== WHAT TO DO ==
Extract every line below that contains the word "JSON".

Items from a dataset:
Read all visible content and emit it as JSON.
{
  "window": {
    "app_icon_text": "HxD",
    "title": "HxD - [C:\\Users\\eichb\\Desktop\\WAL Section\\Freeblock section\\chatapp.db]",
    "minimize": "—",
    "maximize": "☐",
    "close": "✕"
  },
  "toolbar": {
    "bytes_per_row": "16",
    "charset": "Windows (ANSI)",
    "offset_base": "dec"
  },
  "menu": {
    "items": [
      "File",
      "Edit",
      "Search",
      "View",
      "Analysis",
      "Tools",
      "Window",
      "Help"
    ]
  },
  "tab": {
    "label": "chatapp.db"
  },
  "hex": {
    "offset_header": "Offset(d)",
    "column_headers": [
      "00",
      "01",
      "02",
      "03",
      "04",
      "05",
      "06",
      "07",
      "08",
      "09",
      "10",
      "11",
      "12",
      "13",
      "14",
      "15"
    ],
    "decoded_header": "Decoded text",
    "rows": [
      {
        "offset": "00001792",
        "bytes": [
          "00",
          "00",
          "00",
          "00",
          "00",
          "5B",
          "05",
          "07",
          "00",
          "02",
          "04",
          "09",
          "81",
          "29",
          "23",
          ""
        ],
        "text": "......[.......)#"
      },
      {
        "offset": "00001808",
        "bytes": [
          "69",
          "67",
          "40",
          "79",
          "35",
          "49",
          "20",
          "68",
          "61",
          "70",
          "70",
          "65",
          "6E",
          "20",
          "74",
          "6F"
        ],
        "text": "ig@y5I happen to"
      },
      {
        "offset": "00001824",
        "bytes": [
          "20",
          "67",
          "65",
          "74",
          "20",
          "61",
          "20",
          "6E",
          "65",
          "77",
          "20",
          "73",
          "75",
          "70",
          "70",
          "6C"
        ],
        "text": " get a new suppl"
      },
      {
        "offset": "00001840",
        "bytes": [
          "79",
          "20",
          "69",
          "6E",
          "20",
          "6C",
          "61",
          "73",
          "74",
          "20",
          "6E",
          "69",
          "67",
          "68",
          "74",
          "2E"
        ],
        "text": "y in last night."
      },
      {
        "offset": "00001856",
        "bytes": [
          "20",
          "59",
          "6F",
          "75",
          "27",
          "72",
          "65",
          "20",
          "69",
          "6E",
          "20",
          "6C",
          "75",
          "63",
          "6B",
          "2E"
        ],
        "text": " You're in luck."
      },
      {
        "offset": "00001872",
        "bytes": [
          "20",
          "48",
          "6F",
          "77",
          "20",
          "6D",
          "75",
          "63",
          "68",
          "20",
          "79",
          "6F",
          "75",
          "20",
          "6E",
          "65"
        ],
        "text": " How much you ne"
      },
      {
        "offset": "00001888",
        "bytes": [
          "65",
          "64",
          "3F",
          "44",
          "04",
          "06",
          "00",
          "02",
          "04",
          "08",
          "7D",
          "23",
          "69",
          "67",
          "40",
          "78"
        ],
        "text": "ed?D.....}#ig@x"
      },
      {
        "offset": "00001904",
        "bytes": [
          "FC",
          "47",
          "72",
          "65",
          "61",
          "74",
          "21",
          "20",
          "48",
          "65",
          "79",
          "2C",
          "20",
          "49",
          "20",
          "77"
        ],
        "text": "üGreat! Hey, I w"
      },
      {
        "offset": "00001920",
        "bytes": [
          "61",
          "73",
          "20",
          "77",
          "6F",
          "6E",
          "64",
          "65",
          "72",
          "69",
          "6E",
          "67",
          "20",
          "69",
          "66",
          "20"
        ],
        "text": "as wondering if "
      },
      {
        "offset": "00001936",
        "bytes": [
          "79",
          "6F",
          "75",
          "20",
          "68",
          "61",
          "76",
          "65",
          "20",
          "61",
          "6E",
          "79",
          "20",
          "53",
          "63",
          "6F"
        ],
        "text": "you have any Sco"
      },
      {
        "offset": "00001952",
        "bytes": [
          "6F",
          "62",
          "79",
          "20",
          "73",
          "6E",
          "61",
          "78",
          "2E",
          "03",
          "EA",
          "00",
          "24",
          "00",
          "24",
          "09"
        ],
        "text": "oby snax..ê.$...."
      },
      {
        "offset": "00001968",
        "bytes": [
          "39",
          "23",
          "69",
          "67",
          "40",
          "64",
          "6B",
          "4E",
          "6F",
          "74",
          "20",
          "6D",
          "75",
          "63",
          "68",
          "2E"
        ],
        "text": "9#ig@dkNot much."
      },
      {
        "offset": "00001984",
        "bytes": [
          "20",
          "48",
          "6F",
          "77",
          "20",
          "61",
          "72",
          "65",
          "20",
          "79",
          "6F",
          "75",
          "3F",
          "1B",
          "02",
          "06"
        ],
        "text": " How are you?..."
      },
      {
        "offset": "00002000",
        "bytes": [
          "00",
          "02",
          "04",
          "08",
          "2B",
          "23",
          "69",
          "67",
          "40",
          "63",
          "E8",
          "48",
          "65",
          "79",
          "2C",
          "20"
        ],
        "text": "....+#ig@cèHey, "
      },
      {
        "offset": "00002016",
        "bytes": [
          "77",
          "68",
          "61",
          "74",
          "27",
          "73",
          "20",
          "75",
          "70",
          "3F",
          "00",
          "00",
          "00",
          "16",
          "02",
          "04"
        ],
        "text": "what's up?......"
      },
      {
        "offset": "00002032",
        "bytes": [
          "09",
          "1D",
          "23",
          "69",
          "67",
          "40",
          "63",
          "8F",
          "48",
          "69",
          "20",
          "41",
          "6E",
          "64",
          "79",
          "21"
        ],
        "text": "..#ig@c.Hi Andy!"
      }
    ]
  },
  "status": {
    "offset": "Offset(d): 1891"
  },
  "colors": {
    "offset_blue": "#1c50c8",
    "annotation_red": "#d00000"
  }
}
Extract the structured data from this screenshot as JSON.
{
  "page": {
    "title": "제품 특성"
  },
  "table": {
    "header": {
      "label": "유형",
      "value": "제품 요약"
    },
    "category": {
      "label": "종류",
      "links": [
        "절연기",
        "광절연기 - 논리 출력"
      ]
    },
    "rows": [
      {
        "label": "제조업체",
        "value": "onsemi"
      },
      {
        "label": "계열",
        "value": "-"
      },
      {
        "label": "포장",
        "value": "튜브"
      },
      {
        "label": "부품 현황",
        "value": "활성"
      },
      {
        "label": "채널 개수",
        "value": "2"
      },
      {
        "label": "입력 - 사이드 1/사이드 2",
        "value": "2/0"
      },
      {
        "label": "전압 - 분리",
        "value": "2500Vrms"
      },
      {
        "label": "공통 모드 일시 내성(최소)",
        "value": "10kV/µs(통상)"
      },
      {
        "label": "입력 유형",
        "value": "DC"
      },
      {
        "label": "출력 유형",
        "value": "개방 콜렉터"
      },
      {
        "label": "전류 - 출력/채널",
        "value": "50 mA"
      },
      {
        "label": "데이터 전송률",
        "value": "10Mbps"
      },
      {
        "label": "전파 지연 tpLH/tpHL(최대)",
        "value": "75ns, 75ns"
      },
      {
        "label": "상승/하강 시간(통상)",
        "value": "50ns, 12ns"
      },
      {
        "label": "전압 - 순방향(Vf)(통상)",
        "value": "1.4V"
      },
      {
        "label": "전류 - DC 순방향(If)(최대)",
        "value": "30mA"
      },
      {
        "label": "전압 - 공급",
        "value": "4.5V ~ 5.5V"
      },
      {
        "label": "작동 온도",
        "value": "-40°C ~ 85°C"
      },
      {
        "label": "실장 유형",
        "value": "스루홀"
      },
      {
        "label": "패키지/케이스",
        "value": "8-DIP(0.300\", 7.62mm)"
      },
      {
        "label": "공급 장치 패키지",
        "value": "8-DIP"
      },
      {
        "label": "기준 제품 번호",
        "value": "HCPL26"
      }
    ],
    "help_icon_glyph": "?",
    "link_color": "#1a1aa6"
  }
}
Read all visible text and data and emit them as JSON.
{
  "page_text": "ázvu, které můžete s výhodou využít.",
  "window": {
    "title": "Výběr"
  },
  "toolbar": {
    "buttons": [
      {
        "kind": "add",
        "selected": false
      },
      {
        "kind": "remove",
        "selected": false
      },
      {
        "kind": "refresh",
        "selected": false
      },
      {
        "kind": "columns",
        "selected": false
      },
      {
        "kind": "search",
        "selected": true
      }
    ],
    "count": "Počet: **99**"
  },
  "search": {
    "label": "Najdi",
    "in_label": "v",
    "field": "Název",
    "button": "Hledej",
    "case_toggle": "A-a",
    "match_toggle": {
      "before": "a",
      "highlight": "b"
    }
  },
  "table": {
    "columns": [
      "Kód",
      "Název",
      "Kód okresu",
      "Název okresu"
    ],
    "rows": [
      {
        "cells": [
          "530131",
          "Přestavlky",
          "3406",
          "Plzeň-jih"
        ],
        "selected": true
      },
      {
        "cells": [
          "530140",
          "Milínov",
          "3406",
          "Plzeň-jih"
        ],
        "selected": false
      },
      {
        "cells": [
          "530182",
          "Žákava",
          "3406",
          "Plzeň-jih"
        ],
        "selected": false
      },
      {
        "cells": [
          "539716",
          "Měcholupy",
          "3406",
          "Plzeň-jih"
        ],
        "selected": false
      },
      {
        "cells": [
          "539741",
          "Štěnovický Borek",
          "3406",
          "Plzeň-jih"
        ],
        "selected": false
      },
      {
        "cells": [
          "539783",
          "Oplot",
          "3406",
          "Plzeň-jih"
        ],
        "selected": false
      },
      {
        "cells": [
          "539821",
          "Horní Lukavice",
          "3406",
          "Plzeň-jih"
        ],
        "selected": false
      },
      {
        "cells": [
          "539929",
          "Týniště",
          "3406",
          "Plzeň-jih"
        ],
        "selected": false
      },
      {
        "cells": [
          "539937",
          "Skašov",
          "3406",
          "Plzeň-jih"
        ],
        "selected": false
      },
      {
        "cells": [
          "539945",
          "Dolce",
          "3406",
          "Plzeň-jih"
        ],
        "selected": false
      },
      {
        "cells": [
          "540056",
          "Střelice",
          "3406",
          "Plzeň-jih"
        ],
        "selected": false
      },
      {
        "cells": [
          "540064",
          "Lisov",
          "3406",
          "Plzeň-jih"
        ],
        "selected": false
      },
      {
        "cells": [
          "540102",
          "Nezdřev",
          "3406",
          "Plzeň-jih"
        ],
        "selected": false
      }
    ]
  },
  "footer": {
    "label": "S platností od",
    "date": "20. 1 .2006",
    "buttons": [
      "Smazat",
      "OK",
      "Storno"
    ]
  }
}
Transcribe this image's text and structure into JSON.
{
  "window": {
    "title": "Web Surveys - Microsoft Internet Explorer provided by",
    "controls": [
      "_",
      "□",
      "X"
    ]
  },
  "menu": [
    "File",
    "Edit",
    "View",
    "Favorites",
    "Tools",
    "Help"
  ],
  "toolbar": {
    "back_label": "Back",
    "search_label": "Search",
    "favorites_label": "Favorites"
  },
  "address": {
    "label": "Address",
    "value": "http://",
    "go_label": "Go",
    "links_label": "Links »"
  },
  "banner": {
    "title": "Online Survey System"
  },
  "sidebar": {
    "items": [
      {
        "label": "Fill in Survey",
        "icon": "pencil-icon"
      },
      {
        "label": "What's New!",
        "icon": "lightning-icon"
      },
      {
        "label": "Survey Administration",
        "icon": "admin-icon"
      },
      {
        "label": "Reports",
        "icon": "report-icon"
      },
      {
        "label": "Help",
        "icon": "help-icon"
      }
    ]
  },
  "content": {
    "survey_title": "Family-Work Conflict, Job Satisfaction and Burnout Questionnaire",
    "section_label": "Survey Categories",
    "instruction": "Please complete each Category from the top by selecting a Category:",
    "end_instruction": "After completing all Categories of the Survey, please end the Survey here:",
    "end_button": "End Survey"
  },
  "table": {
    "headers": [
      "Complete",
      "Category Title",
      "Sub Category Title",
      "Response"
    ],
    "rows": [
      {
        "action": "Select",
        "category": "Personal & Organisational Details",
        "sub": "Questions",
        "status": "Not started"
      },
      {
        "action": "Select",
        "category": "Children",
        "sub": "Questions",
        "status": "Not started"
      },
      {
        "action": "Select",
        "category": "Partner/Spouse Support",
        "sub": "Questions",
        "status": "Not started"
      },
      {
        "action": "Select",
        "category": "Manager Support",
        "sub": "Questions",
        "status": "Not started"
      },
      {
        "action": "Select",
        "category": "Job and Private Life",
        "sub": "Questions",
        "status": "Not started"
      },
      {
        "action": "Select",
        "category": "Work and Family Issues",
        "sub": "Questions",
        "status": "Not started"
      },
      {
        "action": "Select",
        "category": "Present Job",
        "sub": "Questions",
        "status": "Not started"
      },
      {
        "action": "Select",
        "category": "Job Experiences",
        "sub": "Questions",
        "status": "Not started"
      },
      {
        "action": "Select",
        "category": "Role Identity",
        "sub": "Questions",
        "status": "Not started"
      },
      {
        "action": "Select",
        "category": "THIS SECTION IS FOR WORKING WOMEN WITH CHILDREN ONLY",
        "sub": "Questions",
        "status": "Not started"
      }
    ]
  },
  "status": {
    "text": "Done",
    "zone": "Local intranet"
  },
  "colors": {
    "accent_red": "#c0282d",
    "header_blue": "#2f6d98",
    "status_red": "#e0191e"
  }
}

== SOLUTION FOR THIS TASK ==
Read all visible content and emit it as JSON.
Extract the structured data from this screenshot as JSON.
Read all visible text and data and emit them as JSON.
Transcribe this image's text and structure into JSON.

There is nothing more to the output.